CFPB proposes raising home equity loan reporting threshold

July 14, 2017 -- Credit unions and banks making 500 or fewer home equity loans annually would not be required to report the loans to the Consumer Financial Protection Bureau (CFPB) under a proposal issued Friday by the agency.

CFPB rules now in place (adopted in 2015) will require credit unions and banks making 100 or fewer home equity loans annually to start the reporting at the beginning of next year. Under the proposed rule on mortgage data rule reporting, the reporting threshold would rise to 500 for calendar years 2018-19; after that point, CFPD said it intends to consider whether to make the higher threshold permanent (or not).

CFPB said in a statement that it estimates that the temporary 500-loan threshold would still capture about three-quarters of the home-equity lending market, down from about 88 percent at the 100-loan threshold.

“We need to keep track of the responsible use of these loans for consumers,” said CFPB Director Richard Cordray in a statement. “But after hearing from community banks and credit unions we want to reconsider whether that goal can be achieved with a higher reporting threshold.” 

Cordray also pointed out that home-equity lines of credit worsened the foreclosure crisis that swept the country in 2008 and 2009. In its statement, CFPB asserted that overleverage and defaults due to home-equity credit lines contributed to the foreclosure crises in the late 2000s. “However, this type of lending was not visible in the HMDA data or in any other publicly available data source collected at the time,” CFPB stated.

To eliminate the “blind spot,” CFPB stated, the 2015 rule requires certain lenders to collect, report, and disclose information about their open-end lending as part of their HMDA data. The agency stated that it limited the reporting (which it allowed represents a new and, in some cases, significant compliance burden for smaller institutions) to those institutions making more than 100 home-equity loans annually.

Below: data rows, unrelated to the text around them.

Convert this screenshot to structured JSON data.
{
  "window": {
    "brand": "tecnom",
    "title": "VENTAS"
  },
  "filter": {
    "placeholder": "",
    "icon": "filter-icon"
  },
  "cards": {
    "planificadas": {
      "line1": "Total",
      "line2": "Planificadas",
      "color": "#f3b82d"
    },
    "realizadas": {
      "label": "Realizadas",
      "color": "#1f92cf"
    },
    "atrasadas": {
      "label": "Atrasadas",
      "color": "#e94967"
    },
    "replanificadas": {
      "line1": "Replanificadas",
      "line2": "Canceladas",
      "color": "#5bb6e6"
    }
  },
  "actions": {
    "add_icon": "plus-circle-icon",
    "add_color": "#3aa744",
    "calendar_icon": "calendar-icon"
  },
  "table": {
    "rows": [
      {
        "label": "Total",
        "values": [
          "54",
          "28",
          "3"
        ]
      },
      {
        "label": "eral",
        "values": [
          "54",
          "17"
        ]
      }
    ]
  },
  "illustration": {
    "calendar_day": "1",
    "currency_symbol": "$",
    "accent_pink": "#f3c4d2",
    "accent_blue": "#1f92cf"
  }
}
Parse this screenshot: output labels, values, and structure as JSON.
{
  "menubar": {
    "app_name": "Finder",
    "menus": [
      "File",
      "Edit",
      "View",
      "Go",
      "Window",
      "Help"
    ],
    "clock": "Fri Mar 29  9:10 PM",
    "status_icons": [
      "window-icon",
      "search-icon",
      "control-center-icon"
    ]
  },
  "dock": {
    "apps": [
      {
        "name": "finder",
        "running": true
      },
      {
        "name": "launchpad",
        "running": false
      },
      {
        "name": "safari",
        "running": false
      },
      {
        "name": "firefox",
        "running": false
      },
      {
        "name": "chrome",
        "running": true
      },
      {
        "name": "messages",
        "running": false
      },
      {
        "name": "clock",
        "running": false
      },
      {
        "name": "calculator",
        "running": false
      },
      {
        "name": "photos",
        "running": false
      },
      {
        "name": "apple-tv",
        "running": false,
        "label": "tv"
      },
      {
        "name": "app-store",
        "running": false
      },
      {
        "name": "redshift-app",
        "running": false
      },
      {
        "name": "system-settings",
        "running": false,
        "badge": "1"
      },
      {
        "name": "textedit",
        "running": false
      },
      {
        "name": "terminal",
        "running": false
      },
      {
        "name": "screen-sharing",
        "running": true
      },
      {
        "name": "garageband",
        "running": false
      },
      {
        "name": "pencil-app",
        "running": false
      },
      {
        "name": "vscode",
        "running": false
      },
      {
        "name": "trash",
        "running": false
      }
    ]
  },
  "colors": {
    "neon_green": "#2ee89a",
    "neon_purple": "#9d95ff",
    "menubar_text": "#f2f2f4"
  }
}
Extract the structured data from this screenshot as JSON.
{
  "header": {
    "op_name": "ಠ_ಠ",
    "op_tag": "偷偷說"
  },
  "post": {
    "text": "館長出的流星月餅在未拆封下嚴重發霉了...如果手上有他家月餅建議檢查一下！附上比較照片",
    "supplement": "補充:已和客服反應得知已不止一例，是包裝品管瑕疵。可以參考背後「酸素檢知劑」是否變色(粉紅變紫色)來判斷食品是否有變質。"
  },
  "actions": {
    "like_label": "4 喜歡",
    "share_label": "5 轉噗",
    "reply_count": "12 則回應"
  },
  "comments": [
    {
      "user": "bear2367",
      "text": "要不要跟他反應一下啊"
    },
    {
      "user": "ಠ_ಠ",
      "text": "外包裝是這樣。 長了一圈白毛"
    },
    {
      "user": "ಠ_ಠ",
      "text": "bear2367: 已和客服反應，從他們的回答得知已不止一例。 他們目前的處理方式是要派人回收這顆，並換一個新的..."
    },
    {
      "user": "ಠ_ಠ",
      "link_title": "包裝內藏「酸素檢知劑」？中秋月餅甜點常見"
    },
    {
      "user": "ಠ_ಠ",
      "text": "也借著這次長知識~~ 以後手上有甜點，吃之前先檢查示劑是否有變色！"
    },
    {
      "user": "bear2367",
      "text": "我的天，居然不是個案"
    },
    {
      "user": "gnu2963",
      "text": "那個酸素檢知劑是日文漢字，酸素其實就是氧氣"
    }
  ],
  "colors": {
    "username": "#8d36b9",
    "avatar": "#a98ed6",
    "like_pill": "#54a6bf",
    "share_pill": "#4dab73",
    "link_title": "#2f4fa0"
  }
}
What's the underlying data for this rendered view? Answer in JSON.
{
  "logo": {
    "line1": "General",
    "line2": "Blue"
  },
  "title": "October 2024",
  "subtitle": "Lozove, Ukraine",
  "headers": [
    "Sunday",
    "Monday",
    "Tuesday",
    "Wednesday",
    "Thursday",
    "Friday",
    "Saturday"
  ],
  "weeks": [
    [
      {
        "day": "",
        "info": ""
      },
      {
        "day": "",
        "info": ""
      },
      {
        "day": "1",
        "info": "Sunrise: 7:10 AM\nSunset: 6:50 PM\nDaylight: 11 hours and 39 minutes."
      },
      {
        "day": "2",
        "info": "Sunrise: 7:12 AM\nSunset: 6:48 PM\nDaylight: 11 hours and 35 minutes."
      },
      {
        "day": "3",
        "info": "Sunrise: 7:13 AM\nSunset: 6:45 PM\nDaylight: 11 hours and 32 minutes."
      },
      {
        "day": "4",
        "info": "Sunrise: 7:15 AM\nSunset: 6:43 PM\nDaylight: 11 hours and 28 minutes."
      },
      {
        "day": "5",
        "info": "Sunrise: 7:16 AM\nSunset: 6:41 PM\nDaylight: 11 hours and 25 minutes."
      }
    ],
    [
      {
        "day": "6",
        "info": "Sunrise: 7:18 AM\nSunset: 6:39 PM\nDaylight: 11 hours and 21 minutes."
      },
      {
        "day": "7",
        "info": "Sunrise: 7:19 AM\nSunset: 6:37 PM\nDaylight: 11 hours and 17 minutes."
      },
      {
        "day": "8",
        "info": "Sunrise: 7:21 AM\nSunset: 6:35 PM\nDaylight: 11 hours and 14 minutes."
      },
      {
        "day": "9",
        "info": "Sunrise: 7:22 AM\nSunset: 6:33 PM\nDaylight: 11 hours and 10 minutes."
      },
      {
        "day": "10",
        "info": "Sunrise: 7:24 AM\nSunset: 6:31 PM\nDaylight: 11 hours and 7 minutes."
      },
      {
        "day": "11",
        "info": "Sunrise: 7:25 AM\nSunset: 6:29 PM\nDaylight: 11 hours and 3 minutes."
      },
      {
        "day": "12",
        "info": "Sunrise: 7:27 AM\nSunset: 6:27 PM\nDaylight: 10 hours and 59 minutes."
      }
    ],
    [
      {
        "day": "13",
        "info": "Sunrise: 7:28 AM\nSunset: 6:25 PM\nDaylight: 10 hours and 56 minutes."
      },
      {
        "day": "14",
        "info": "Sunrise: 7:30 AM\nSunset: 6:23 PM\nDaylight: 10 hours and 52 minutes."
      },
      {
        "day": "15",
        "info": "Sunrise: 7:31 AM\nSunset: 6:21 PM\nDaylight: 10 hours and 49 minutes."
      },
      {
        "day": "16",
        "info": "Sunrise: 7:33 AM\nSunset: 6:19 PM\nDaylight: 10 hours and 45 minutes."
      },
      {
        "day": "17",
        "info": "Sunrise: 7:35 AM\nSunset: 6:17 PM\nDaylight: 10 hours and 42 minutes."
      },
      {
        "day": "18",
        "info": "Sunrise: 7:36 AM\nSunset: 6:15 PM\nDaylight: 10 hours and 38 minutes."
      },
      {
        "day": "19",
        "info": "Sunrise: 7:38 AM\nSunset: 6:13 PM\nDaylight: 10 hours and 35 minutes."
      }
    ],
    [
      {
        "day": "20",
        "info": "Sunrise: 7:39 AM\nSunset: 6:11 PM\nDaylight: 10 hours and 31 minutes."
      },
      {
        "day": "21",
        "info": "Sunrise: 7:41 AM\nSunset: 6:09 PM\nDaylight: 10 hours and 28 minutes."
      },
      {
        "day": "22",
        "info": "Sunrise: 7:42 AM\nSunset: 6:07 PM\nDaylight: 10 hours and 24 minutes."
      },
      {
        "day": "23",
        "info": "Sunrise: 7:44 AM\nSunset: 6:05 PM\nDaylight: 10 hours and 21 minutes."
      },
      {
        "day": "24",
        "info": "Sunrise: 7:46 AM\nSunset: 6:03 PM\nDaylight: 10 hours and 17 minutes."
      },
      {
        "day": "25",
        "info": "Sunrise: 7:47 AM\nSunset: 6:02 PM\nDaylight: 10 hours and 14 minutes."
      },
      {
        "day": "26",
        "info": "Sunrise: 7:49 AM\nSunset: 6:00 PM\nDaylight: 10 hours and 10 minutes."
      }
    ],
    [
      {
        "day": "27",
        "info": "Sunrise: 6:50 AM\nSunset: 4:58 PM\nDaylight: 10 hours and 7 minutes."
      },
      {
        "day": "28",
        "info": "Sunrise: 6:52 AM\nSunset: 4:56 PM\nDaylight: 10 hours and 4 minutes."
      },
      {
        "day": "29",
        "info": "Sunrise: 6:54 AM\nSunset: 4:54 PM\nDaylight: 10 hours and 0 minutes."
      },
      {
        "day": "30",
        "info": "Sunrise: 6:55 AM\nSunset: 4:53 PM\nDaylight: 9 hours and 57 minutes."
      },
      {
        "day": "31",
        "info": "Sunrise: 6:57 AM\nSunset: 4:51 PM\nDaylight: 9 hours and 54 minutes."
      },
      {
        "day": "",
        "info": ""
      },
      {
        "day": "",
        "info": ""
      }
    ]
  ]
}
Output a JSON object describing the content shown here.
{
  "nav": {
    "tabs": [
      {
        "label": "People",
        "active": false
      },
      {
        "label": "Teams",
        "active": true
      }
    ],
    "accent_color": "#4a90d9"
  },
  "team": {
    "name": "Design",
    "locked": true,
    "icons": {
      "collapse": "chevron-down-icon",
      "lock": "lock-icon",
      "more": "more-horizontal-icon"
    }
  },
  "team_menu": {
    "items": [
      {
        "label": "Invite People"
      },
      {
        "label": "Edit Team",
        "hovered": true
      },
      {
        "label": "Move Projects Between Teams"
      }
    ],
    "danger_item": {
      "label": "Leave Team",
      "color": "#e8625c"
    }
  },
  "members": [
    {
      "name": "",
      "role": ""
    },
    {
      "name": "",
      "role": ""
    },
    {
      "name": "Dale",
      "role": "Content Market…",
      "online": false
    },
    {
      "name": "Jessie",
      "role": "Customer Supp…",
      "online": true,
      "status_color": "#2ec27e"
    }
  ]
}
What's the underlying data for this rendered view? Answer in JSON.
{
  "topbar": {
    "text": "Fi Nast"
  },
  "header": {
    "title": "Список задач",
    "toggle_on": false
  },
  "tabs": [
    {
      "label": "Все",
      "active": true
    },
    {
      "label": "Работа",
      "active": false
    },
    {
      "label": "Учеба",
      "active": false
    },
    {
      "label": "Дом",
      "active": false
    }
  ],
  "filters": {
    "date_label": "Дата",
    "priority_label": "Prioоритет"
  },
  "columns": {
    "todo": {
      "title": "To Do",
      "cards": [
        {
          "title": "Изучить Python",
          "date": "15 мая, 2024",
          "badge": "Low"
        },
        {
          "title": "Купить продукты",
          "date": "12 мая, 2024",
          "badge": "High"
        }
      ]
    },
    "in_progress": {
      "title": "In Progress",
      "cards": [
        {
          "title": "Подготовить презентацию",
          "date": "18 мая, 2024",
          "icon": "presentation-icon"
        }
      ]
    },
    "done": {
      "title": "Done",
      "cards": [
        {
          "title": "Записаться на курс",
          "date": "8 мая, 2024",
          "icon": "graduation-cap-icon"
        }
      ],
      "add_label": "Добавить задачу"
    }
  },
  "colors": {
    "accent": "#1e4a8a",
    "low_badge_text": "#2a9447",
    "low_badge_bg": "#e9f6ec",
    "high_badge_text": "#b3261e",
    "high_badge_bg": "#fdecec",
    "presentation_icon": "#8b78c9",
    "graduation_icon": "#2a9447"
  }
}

“Through outreach, the Bureau has heard increasing concerns from community banks and credit unions that the challenges and costs of reporting open-end lending may be greater than the Bureau had estimated when adopting the 100-loan threshold,” the bureau stated. “Accordingly, the Bureau is seeking comment on whether to postpone collection of this information for smaller-volume institutions so that the Bureau can study whether the threshold should be adjusted permanently. The Bureau estimates that the temporary 500-loan threshold would still capture about three-quarters of the home-equity lending market, down from about 88 percent at the 100-loan threshold.  

LINK:
CFPB proposed rule temporarily raising the home equity loan reporting threshold for smaller institutions